Gather all lines with "深物业A" from the records.

*** DATA FOR PROCESSING ***

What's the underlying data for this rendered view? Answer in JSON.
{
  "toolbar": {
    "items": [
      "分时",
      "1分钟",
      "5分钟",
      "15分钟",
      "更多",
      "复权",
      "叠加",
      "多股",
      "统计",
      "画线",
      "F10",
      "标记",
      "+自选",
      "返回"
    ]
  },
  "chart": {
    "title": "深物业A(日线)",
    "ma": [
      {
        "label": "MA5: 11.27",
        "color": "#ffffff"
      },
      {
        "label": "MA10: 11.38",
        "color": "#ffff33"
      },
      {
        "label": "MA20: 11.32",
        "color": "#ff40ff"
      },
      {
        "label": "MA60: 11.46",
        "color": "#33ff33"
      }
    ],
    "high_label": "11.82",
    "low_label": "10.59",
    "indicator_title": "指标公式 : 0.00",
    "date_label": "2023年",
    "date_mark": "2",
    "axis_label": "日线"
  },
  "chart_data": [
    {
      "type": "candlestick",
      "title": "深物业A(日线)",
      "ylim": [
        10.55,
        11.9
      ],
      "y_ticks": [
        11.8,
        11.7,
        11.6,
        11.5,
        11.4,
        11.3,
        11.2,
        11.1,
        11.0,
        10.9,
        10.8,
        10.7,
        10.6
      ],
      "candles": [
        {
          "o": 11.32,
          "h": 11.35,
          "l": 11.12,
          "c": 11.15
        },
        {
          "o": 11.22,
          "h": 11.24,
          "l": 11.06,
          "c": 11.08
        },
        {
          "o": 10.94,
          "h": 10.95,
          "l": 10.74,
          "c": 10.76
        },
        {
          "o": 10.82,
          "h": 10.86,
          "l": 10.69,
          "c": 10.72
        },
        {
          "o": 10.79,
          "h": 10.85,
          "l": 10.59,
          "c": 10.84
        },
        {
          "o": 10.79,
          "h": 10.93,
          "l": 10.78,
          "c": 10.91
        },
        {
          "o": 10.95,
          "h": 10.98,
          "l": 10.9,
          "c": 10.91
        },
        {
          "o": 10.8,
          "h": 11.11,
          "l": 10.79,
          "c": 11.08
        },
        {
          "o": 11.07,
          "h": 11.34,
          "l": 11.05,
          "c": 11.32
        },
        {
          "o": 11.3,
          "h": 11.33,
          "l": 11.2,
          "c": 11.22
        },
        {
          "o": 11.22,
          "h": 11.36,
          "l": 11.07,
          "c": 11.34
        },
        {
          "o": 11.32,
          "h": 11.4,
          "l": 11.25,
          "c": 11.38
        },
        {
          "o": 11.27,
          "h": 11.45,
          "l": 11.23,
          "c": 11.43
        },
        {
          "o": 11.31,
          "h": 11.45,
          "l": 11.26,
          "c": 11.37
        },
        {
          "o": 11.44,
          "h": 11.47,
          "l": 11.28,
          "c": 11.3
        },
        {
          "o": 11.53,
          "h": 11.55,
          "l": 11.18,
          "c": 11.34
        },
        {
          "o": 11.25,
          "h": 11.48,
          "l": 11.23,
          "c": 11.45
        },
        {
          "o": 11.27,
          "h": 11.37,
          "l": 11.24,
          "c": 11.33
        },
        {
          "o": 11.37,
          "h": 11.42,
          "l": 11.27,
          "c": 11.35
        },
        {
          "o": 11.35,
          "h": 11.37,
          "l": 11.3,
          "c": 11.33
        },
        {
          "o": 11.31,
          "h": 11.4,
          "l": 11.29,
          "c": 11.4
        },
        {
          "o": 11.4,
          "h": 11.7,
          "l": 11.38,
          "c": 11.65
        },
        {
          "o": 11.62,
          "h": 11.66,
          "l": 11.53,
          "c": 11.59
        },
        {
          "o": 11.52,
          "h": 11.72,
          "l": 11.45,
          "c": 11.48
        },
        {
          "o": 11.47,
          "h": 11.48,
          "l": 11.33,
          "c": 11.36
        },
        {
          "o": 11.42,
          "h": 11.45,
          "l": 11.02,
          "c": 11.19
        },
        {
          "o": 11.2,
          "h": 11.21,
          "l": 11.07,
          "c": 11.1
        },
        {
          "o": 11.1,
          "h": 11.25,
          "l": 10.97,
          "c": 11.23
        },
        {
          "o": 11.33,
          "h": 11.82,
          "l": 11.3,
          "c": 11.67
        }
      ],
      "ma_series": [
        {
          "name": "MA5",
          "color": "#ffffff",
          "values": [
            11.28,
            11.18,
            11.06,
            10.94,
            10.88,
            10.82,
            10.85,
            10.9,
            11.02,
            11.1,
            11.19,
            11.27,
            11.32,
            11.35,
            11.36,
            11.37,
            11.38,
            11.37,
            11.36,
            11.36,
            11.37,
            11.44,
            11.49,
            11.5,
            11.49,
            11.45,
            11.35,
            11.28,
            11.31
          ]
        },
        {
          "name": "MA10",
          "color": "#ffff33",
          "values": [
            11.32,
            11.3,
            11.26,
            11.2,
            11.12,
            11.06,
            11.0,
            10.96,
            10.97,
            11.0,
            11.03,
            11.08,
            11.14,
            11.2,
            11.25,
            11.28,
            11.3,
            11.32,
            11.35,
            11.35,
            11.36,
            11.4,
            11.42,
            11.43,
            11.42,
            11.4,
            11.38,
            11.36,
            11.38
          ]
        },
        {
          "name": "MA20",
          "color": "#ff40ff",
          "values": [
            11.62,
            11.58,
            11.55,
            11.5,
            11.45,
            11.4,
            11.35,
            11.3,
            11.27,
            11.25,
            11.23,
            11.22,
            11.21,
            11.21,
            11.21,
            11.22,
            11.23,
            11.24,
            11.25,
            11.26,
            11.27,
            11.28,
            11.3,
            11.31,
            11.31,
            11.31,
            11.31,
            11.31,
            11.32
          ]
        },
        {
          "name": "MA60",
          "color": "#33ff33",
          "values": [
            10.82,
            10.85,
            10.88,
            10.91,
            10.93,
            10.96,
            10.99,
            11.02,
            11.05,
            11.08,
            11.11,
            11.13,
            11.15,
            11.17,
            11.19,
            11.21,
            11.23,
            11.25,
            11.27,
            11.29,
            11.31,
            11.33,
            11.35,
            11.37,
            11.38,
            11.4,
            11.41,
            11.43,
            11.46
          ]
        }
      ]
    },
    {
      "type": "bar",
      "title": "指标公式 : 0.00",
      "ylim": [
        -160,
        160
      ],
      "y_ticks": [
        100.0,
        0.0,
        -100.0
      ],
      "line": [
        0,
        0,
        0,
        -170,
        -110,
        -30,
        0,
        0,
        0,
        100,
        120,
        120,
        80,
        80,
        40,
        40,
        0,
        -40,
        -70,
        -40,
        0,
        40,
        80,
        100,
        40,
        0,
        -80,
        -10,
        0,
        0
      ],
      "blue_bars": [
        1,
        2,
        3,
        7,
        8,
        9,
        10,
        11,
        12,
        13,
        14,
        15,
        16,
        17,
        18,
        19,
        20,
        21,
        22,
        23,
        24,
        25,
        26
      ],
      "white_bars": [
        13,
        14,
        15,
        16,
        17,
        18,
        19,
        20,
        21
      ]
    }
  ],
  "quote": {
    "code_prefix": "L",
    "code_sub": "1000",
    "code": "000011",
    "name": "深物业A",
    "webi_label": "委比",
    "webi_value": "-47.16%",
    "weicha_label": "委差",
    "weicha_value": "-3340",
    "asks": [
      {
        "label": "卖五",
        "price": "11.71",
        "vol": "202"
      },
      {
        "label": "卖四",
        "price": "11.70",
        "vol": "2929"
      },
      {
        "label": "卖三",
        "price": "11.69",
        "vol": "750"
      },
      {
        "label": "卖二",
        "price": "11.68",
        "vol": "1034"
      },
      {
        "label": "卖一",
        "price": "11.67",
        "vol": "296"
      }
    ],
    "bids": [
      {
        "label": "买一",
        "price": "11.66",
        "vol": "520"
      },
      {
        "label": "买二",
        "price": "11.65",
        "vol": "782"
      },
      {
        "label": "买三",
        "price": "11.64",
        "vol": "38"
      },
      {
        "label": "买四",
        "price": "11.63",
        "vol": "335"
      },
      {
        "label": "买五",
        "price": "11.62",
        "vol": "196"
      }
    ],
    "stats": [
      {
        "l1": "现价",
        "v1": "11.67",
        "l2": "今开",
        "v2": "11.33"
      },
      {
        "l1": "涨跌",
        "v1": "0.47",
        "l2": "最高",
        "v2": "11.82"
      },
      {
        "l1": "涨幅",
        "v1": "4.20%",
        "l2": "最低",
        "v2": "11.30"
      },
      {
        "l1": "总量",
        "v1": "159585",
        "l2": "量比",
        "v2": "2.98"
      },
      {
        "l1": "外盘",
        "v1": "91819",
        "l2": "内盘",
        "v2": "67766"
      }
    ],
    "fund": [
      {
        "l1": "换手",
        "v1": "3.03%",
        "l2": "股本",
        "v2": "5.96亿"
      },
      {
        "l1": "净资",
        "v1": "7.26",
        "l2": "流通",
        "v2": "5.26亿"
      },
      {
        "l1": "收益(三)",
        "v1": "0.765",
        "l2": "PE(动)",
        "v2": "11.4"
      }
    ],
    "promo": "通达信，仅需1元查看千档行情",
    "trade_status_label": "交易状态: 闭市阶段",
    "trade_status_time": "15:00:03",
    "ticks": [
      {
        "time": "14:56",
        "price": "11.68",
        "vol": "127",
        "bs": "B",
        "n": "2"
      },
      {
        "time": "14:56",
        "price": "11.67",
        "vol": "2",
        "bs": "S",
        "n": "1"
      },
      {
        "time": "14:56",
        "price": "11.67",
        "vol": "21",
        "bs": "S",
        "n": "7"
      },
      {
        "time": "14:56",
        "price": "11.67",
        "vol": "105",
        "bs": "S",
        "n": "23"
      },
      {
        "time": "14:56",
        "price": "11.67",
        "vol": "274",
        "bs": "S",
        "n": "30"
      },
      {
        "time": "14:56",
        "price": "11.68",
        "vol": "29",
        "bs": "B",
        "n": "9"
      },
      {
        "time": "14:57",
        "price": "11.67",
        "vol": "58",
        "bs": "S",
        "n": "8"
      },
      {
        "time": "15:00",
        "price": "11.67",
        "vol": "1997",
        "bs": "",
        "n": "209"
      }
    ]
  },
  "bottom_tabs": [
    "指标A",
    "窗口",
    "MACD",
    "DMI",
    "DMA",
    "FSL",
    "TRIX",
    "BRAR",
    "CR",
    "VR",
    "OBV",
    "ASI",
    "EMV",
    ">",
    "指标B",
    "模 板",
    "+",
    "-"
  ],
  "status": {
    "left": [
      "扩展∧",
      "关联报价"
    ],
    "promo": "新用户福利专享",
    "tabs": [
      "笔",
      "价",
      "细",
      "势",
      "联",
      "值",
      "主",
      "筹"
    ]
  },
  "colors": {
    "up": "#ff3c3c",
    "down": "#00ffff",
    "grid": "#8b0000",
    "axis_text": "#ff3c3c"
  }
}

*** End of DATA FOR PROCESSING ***

YOUR RESPONSE:
    "title": "深物业A(日线)",
      "title": "深物业A(日线)",
    "name": "深物业A",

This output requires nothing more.